*** Data supplied ***

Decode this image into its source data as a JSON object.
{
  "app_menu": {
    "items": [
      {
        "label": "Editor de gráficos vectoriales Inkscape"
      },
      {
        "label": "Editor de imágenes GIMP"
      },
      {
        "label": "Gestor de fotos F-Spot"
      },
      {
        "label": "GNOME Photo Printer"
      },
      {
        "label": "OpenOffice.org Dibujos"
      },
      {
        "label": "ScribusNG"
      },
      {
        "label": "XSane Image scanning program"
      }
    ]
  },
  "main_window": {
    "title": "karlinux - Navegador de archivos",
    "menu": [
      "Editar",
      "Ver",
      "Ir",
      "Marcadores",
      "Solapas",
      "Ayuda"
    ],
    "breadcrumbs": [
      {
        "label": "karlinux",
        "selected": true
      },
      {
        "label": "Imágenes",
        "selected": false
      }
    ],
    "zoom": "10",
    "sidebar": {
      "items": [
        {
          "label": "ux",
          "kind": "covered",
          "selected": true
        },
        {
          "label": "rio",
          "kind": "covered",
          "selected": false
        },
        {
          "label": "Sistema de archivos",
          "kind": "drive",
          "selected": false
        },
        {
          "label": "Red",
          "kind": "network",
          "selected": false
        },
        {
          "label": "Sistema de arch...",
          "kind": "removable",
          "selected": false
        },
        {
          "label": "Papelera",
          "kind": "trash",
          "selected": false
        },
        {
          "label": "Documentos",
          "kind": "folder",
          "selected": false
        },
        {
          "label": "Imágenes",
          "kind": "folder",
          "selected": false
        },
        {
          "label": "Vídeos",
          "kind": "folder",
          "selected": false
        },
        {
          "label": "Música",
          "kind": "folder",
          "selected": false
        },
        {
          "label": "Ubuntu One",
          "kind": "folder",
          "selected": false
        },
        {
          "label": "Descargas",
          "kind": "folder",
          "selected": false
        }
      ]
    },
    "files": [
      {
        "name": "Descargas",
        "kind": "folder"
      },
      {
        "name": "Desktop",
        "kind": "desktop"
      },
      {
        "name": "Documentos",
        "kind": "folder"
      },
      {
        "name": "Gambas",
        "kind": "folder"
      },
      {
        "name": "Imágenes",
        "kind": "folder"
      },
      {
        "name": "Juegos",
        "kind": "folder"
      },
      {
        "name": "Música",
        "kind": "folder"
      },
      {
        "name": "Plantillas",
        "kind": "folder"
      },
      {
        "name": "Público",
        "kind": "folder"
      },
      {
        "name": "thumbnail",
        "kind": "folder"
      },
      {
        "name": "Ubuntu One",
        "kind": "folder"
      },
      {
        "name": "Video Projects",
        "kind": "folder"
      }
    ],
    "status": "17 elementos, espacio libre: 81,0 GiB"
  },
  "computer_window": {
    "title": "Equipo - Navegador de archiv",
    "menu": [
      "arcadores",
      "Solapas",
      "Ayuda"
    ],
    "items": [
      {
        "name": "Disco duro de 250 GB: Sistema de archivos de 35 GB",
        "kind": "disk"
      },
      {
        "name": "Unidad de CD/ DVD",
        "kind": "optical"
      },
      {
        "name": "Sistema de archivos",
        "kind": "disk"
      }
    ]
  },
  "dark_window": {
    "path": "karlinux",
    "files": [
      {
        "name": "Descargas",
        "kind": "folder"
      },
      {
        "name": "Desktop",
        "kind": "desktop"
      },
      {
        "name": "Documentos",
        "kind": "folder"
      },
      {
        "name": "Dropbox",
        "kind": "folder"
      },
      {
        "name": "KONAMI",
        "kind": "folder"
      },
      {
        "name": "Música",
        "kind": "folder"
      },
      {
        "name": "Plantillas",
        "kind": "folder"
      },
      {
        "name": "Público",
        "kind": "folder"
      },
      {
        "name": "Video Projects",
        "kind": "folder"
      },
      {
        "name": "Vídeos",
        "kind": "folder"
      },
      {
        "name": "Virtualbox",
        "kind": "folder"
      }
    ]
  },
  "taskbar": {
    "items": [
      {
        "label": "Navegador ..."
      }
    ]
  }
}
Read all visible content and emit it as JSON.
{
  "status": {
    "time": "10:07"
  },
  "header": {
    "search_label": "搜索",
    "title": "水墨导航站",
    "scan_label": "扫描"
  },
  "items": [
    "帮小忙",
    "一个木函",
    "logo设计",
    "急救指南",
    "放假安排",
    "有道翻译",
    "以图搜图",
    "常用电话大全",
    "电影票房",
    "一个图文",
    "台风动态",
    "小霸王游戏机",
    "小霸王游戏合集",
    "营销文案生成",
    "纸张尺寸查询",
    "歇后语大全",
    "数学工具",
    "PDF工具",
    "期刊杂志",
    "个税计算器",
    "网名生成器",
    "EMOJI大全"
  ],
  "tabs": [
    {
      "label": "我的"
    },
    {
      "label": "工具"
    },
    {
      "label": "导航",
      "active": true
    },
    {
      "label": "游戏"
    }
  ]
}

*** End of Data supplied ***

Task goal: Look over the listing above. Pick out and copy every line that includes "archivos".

Your response:
    "title": "karlinux - Navegador de archivos",
          "label": "Sistema de archivos",
        "name": "Disco duro de 250 GB: Sistema de archivos de 35 GB",
        "name": "Sistema de archivos",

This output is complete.